Cambodia’s garment workers fight poor working conditions

Alice Cuddy reports on the government crackdown against protesters and trade unions.


Factory workers protesting in 2012 for a fairer salary. Nicholas Wang under a Creative Commons Licence

Garment strikes hit Cambodia in record numbers in 2013, with disgruntled workers taking their calls for an increase in wages to the streets. This year, the protests have been even bigger and demands met with deadly force.

Seventeen-year-old Yon Chea had been working at a garment factory on the outskirts of the capital, Phnom Penh, for a little more than a year when government forces found him at the scene of a protest.

‘I heard fighting outside so I went down with my camera phone to see what was going on and take pictures,’ he said. ‘[But] when I was there military police surrounded me. They did not speak, they just charged at me.’

Strikes, walkouts and other forms of industrial civil disobedience culminated in January with a violent attack on strikers who had resorted to blocking roads and throwing rocks at police to voice their demands for a $160 monthly minimum wage.

Four people were killed in the brutal crackdown on 3 January. Chea was one of 23 protesters, activists and bystanders arrested at the scene and detained.

It took rights groups and the media days to locate the detainees. One of the disappeared, 16-year-old Khem Sophath, who is reported to have been shot in the chest, is yet to be found.

'Conditions have been profitable for manufacturers and buyers but not for workers. There is a huge amount of money to be made but none of it is making its way into the workers’ pockets’

Chea said he spent two days at police headquarters, where he claims he was forced to strip down to his underwear and sleep on a sheet of paper on the floor. He was then transferred in secret to a remote prison near the Vietnamese border along with the 22 others. Twenty-one remain in the prison, which rights groups have labelled ‘among the harshest’ in Cambodia.

While Chea has been released on bail, the outside world affords him little freedom. ‘I’m still very frightened. I don’t leave the house any more,’ he said from the floor of the windowless four-by-four-metre home that he shares with his parents and two of his siblings.

Chea lost his job following his arrest, but said the injuries he sustained at the hands of security forces would make it impossible for him to work anyway. Unable to hear out of one ear or use one of his hands, Chea believes he will be handicapped for the rest of his life.

While he still supports calls to raise the minimum wage – which now stands at $100 per month – Chea said he would be reluctant to protest again.

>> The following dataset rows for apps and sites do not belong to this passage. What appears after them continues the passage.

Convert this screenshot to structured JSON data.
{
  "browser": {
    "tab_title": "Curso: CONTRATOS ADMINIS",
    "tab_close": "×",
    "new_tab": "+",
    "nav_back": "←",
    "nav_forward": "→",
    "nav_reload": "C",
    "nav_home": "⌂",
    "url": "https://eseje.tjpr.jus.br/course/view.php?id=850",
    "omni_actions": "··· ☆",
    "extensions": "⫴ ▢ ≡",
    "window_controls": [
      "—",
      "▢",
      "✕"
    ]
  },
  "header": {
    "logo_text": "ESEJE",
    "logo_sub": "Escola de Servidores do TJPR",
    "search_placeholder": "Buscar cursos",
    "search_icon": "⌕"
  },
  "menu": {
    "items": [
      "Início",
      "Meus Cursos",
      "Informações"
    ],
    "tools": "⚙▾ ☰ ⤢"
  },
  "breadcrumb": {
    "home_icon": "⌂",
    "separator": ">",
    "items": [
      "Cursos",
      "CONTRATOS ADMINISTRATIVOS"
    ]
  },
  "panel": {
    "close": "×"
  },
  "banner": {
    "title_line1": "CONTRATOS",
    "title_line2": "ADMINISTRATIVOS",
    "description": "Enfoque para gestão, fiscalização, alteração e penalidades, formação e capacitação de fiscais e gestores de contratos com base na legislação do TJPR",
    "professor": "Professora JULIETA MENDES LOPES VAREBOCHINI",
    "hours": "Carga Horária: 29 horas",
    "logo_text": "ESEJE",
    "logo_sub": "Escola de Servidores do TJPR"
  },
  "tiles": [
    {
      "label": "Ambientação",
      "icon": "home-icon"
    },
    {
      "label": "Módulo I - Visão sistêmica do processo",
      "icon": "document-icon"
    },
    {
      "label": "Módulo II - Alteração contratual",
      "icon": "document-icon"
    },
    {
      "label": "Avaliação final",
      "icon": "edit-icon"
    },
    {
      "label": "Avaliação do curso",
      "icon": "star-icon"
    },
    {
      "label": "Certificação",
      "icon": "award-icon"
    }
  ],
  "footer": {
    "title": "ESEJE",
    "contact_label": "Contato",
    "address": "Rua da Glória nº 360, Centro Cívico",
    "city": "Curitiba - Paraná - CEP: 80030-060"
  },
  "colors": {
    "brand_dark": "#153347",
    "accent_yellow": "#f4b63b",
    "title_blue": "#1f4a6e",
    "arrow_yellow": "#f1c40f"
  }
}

The other detainee released on bail, 27-year-old Bou Sarith, agreed. ‘I’m too afraid to ever protest,’ he said. ‘Prison…it’s not like home.’

Blanket asssault

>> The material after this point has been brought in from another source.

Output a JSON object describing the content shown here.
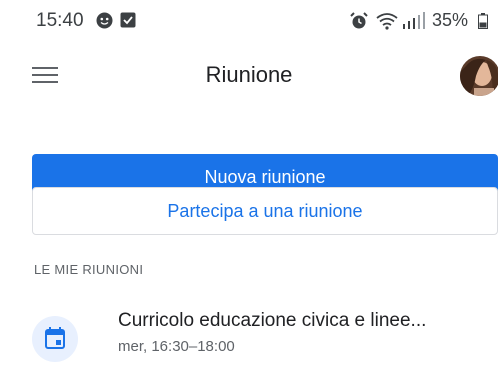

Dave Welsh, country director for labour rights group Solidarity Center, said January’s crackdown is just one example of the government’s ‘blanket assault’ on trade unions and workers. ‘It’s hard to imagine anything further from freedom of association than what we have here at the moment,’ he said.

In Cambodia, the culture of impunity is well documented. A former town governor who more than 20 witnesses say opened fire on strikers in 2012, injuring three female garment workers, remains at large. Despite this, Van Sou Ieng, president of the Garment Manufacturers Association of Cambodia, said earlier this month that ‘freedom of association is to the extreme in Cambodia.’

Sou Ieng has called for an end to the compulsory eight-hour working day limit and for unions to be dismantled.

While global brands have spoken out against the treatment of striking workers and supported calls to raise wages in Cambodia, many say that they too are part of the problem. Campaigners say that few of the factories that are sub-contracted to produce garments for high-street brands such as Gap and Banana Republic meet international standards of best practice. Basic health and safety is regularly ignored, with recent audits of a factory producing clothes for H&M showing that chemical waste was not being properly disposed of, while workers were not provided with equipment or adequate washing facilities to protect them from the chemicals.

Mass faintings at factories across Cambodia are a regular occurrence and military police have supported enforced overtime by helping owners to trap employees inside workplaces.

But despite growing concern over the treatment of workers, exports in Cambodia’s largest foreign currency earner – the majority of which go to the US and European Union – continue to grow, bringing in $5.53 billion last year alone, according to government figures.

‘It just shows how profitable conditions have been for manufacturers and buyers but not for workers,’ said Joel Preston, a consultant with the Community Legal Education Centre. ‘There is a huge amount of money to be made but none of it is making its way into the workers’ pockets.’

Ath Thorn, president of the Coalition of Cambodian Apparel Workers’ Democratic Union, agreed: ‘Cambodia has more, so the workers should have more.’

But for workers like Chea and Sarith, the idea of a basic living wage remains a distant dream.